Company craftsmen, many who have worked for Grady for decades, hand‑lay the fiberglass for uniform thickness. They also spray in foam between the rigid stringers to add even greater strength, and bolster the transoms with an angled aluminum brace.
While our purpose was to fish this Coastal Explorer, the boat’s softer side certainly deserves attention. The lockable console features room to stand, a portable head, access to electronics and room for storage. Fore and aft padded seating areas offer folding backrests and ample cup holders within easy reach.
The standard aft boarding ladder can be deployed from the water, and an optional cockpit freshwater shower provides swimmers with a quick rinse. At the helm, a footrest molded into the console offers a bracing point, and accommodates even small passengers.
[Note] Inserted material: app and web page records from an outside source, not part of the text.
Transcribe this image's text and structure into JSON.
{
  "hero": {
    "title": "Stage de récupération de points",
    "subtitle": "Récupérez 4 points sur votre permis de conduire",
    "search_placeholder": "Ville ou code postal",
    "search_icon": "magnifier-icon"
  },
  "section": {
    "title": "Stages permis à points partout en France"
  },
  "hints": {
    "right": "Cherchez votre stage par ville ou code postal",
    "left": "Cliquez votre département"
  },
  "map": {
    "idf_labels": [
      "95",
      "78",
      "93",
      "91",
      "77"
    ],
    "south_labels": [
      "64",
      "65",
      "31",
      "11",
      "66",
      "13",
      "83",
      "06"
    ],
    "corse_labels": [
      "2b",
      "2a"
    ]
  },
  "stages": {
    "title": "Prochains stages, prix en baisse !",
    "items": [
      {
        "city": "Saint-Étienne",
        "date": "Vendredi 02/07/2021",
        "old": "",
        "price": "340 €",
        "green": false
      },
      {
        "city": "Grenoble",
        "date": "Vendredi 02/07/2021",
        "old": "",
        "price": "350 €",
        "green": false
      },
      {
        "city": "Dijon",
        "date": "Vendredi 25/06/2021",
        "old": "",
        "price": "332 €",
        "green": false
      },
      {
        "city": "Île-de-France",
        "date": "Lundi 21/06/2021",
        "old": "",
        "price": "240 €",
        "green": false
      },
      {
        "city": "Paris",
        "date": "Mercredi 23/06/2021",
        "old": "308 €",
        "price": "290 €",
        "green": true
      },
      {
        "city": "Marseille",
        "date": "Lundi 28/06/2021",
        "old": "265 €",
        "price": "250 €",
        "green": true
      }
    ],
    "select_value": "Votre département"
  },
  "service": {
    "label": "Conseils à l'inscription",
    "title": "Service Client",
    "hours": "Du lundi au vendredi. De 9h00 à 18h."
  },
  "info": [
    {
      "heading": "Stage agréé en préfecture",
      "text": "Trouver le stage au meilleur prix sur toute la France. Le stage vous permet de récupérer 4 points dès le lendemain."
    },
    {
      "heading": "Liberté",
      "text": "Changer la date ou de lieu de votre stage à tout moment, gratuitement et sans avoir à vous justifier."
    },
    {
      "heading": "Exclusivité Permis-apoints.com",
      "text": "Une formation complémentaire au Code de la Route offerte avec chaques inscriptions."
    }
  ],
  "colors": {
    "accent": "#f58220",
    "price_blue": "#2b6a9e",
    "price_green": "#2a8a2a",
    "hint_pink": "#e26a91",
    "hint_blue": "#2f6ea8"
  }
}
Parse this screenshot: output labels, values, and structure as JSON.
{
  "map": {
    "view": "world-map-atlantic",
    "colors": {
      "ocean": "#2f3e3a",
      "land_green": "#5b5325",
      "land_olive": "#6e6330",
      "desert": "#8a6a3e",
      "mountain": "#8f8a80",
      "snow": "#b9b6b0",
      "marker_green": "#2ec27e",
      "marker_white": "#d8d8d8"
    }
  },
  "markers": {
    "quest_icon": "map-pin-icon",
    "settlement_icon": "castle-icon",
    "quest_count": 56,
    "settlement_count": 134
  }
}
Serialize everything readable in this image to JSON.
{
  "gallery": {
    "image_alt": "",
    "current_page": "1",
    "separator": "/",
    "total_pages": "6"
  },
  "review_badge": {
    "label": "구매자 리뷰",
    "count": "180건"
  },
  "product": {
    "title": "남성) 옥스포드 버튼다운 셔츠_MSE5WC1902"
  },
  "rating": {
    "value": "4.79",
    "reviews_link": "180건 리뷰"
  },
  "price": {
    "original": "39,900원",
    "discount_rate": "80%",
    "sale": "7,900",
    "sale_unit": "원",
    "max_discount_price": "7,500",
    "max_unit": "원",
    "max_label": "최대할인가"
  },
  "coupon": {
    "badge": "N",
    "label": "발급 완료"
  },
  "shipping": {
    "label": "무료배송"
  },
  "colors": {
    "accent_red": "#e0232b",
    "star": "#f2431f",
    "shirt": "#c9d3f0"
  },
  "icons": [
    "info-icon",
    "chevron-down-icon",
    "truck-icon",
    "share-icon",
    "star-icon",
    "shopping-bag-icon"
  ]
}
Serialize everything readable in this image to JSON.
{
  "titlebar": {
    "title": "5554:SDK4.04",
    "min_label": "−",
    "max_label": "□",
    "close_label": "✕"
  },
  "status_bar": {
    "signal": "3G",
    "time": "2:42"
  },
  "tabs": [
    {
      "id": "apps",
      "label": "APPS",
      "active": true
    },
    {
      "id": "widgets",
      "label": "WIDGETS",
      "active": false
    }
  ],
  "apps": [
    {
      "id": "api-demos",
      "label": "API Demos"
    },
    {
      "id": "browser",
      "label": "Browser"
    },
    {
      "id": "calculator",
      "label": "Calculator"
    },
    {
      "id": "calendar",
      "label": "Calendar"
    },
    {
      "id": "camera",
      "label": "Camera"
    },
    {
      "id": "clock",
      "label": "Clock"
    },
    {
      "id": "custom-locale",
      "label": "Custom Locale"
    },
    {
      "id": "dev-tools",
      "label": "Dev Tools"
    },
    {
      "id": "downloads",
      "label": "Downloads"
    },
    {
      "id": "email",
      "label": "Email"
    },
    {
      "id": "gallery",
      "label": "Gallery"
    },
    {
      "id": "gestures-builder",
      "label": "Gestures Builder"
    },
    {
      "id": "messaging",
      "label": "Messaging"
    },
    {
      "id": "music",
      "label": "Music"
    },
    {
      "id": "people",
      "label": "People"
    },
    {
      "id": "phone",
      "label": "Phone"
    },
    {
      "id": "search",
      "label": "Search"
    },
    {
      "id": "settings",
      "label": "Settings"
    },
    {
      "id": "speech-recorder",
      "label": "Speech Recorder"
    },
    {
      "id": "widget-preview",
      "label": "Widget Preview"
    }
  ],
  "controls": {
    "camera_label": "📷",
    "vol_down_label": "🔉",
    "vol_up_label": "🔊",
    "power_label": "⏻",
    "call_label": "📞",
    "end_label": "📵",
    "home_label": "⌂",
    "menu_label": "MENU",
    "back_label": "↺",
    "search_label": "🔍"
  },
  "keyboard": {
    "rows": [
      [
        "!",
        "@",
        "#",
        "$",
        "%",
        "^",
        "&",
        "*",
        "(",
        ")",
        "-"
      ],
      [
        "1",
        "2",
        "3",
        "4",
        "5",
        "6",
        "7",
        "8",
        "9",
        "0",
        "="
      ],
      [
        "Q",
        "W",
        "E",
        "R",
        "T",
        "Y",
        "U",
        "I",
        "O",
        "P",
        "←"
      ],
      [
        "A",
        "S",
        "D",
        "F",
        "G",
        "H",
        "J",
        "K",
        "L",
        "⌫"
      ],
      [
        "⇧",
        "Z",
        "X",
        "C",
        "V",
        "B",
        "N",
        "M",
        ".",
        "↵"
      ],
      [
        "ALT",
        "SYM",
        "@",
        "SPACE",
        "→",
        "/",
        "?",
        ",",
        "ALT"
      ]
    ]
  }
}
The test boat also came with a T-top that sported four rod holders and an electronics box. The leaning post offered four more holders and a hatch with tackle drawers. Two cubbies in the bow hold more tackle drawers and boxes.
With the new 251 CE, anglers find plenty of quality, bigger-boat features. Add in the sports-car handling and pleasurable fishing platform, and this vessel just might be one of a kind.
** PERFORMANCE **
LOAD: Four adults, 78 gallons of fuel,
fishing tackle, safety gear, T-top
TOP SPEED: 45.8 mph* @ 5,900 rpm
TIME TO PLANE: 4.1 sec.
TIME TO 30 MPH: 8.7 sec.*
BEST MPG: 3 @ 22 mph (3,300 rpm)
* On Yamaha performance tests and with a lighter load, the 251 topped out at 49.6 mph and reached 30 mph in 7.28 sec.
LOA: 24 ft. 7 in.
BEAM: 8 ft. 6 in.
DEADRISE: 16 deg.
DRAFT: 14 in.
WEIGHT: 3,550 lb. (dry)
FUEL: 78 gal.
MAX POWER: 300 hp
MSRP AS TESTED: $121,816* *(w/ Yamaha F300 and all options except trolling motor)
Greenville, North Carolina